Just as many hoteliers have embraced alternative lodging, alternative lodging has begun to embrace traditional lodging.
Per AirDNA’s data, hotels currently represent just under 2% of Airbnb and HomeAway listings in the U.S., but that is also expected to grow. Earlier this year, Airbnb acquired HotelTonight, which squarely puts them in the traditional lodging game.
Fresh Competition for Airbnb and Booking.com
In recent weeks, Booking.com and Airbnb have faced off in a battle to attract hotels and resorts to their listing websites.
Booking.com got its start as a place to aggregate hotel options for guests and is currently the second largest source of accommodations in the world — after Expedia — with approximately 30 million listings. Booking.com has made a push to onboard private accommodation options to its portfolio, including serviced apartments and vacation rentals.
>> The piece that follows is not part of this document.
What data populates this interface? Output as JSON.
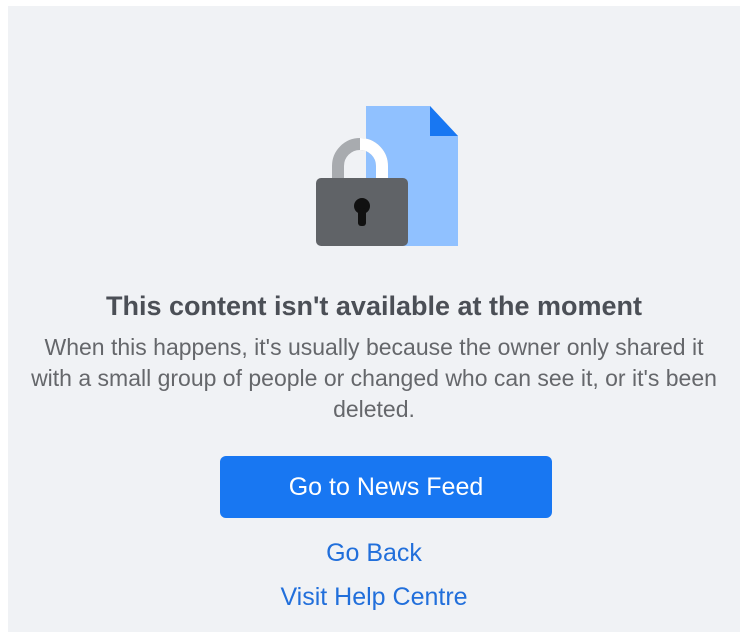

Airbnb is currently the third largest source for accommodations, with approximately 6 million listings and conversely got its start helping homeowners rent out their rooms and homes to guests looking for bargains and/or unique experiences.
Just a week after Booking.com announced it would begin collecting commissions on top of resort fees and other fees collected by hotels, Airbnb announced it would waive guest fees for hotels that use their service as a distribution channel. This was no doubt an opportunistic move to bolster their usership ahead of their planned IPO.
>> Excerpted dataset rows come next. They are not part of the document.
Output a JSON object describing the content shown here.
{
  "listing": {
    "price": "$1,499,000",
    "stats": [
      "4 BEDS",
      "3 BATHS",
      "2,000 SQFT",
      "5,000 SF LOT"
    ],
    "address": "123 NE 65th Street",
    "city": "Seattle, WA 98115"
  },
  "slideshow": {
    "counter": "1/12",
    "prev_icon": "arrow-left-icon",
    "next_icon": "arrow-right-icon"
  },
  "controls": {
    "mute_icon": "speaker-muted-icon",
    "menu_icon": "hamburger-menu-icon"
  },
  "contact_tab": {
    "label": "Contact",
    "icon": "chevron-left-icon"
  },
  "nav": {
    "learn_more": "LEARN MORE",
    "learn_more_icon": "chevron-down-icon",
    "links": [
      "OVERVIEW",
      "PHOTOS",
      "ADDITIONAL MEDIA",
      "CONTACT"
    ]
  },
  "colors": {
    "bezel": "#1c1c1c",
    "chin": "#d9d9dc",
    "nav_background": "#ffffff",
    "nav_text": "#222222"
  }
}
What This Means for Accommodations Providers
We expect the presence of hotels on Booking.com, Airbnb, and other historically home share-focused platforms to grow, as they work to recruit more hotel rooms onto their sites.
For vacation rental hosts and property managers, this means increased competition from sophisticated competitors.
Hotels have the knowledge, experience, and resources to implement comprehensive pricing and marketing strategies. This will no doubt help them navigate a new but familiar landscape.
Ultimately, we see the blurring of lines as an opportunity for increased professionalism within private accommodation. The transfer of knowledge and the expansion of advocacy across different types of lodging should create opportunities for business and better experiences for guests.
How to Stay Competitive: Market Intelligence
There’s plenty that hoteliers, destination marketing organizations, vacation rental hosts, and property managers can do to stay competitive. Here are some tips and tools to help you stay one step ahead of the rest.
Hoteliers and Destination Marketing Organizations
Holistic Lodging Data
- Most hotel and tourism companies already receive monthly hotel performance reports. The growth of vacation rentals means that increasingly, hotel data only tell part of the overall lodging story. For a truer and more holistic view, hotel and tourism companies need to incorporate vacation rental data into their competitive market analysis—both historic and forward looking.
Vacation Rental Hosts and Property Managers
- MarketMinder’s Future Rates tool generates daily forward-looking pricing recommendations. For the best recommendations, you’ll need to know which market-wide percentile your rental belongs in.
Marketing and Management
- Understand historic seasonality trends in your market, and how it impacts future pricing trends
- Know how far in advance guests are booking vacation rentals in your area. Use this insight to tailor messaging, such as listing title and description to match the season and major events prospective guests are interested in
- Consider details, such as your cancellation policy, and how they might be affecting potential bookings and your bottom line
- Plan early for major events that are happening in your area. Pricing will depend heavily on relative supply and demand shifts leading up to compression events
- Implement a channel management strategy that includes listing your rental on more than one listing platform